“I do advocate for the Air Force because it is a great way of life. I know that's cliche, but it truly is. It gives you the opportunity to learn a craft and then nurture that craft. You can … as you progress in your career, become a subject matter expert in what you do, because you're charged with learning that job and doing that job every day,” Reese said. “I share with people that if you ever want to put yourself in a position where you can chase success, but also be a part of a larger collective, then the Air Force is for you. The service you provide is to the country, you are literally serving the American public. And I take great pride in that.”

Reese’s pride translated into achievements as his team won the Combat Readiness and Resources Unit of the Year for 1996 when he was stationed at Incirlik Air Base, Turkey. Reese was the acting superintendent of combat readiness and resources at the time and he led a small unit during Desert Storm and Desert Shield that helped Airmen download cargo off aircraft and upload cargo onto aircraft to push entire squadrons of Airmen out to complete their missions.

This moment always stood out to Reese as a time when “his unit took their job to heart” and his small organization made a larger impact on the mission.

“The Air Force culture is diverse, challenging and meaningful, he said. “We all have a mission, with one team and one fight, and we're all working toward the same goal,” Reese said. “That goal is to make sure we project the number one air power in the world. I love being a part of that big movement.”

Throughout his career, Reese also took advantage of opportunities to grow outside of career field and to graduate college. He graduated Wayland Baptist University with a bachelor’s degree in teaching methodology and training in 2001 and he was awarded his master’s degree in management from Webster University in 2005.

Reese retired from active duty in December 2004, but his commitment to service didn’t stop there.

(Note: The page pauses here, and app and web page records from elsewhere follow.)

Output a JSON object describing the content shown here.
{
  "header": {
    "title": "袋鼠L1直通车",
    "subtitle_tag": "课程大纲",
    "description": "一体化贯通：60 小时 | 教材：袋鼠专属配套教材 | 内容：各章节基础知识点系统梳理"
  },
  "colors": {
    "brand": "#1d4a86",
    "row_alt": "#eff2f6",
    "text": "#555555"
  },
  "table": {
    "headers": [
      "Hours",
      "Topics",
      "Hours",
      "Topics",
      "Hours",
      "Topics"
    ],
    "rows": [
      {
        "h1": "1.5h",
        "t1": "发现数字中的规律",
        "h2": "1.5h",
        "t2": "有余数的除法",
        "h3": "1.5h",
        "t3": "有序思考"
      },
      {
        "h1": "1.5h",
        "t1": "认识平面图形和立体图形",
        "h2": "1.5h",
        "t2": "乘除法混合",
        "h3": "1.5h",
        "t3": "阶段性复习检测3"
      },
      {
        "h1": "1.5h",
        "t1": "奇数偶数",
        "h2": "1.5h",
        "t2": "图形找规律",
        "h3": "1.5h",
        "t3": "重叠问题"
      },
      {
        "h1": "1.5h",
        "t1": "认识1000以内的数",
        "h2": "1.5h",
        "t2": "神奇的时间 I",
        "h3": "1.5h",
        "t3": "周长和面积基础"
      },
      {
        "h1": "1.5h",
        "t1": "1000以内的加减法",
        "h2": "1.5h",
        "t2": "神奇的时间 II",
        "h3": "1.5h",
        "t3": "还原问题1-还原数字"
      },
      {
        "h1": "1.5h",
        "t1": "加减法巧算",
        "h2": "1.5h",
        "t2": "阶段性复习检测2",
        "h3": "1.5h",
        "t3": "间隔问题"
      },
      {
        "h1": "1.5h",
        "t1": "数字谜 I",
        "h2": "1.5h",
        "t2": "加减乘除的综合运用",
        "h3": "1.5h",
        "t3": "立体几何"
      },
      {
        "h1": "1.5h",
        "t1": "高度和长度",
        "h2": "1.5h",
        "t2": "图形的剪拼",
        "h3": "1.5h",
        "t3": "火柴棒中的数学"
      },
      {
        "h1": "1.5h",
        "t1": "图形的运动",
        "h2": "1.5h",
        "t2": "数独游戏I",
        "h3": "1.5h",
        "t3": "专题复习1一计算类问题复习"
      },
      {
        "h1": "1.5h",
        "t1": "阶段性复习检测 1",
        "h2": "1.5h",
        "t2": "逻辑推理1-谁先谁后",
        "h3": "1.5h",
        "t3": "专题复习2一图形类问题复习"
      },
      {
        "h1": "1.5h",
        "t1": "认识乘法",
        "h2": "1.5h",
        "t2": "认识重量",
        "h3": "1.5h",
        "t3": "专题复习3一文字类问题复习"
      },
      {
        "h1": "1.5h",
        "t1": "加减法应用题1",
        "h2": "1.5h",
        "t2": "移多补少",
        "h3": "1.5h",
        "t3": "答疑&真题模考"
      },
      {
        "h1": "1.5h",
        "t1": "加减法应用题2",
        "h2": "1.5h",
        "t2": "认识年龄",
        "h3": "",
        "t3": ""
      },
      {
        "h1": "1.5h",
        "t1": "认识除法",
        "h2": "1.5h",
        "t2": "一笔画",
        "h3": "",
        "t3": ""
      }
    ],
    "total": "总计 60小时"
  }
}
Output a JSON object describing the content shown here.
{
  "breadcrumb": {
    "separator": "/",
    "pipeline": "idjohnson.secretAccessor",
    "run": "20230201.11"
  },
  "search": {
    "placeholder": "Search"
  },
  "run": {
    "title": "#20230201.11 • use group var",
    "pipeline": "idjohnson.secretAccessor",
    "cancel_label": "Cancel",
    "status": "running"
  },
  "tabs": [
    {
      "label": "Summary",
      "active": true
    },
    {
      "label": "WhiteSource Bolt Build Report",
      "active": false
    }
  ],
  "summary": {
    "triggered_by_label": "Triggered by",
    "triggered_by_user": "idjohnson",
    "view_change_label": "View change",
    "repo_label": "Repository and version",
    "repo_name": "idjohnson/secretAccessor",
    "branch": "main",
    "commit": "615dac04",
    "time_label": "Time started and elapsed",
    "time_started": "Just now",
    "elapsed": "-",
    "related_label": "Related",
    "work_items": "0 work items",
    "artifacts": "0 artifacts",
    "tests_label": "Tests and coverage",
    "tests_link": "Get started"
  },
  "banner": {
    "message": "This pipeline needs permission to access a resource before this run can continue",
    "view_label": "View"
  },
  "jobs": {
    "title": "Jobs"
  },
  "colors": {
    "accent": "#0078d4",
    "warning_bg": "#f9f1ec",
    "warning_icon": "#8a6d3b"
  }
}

He continued his service as a Department of Defense civilian employee with Air Education and Training Command here.

Darryl Hamilton first met Reese when he started working at AETC in 2004. They have worked together ever since, even though Hamilton moved to the Air Force Installation and Mission Support Center at JBSA-Lackland, Texas, where he’s now the chief of traffic management. The two have maintained a close friendship over the years.

According to Hamilton, Reese inspires the people around him to do the best job they can.

“Harry is one of those special individuals that you meet in life,” Hamilton said. “He’s the one that people talk about as a person who comes into your life and provides purpose. Serving on the AETC staff with Harry was one of the highlights of my career, in terms of work environment and doing things that helped the traffic management community. He just helped make working there easier and fun. Our staff was often dubbed by our Pentagon counterparts as ‘Pentagon South’ or the ‘A-Team, which is in large part attributed to Harry.”

 Looking back on his career in the Air Force, his actual retirement from active-duty service is the one achievement that stands out the most.

“My proudest accomplishment is retirement from the Air Force,” Reese said. “It was a dream that I had as a boy and I was able to live out that dream for 24 years I matured from a young teenager, into a leader of men and women.  Being able to contribute to the overall Air Force mission is something that I can look back on and always hang my hat on that.”

Reese plans to stay an active member of the San Antonio community with volunteering and serving at his church, after he and his wife return from a vacation in Italy.

Reese will continue to give back to the American people, practicing the values instilled during his Air Force career, which began when he first learned to march alongside his fellow Airmen.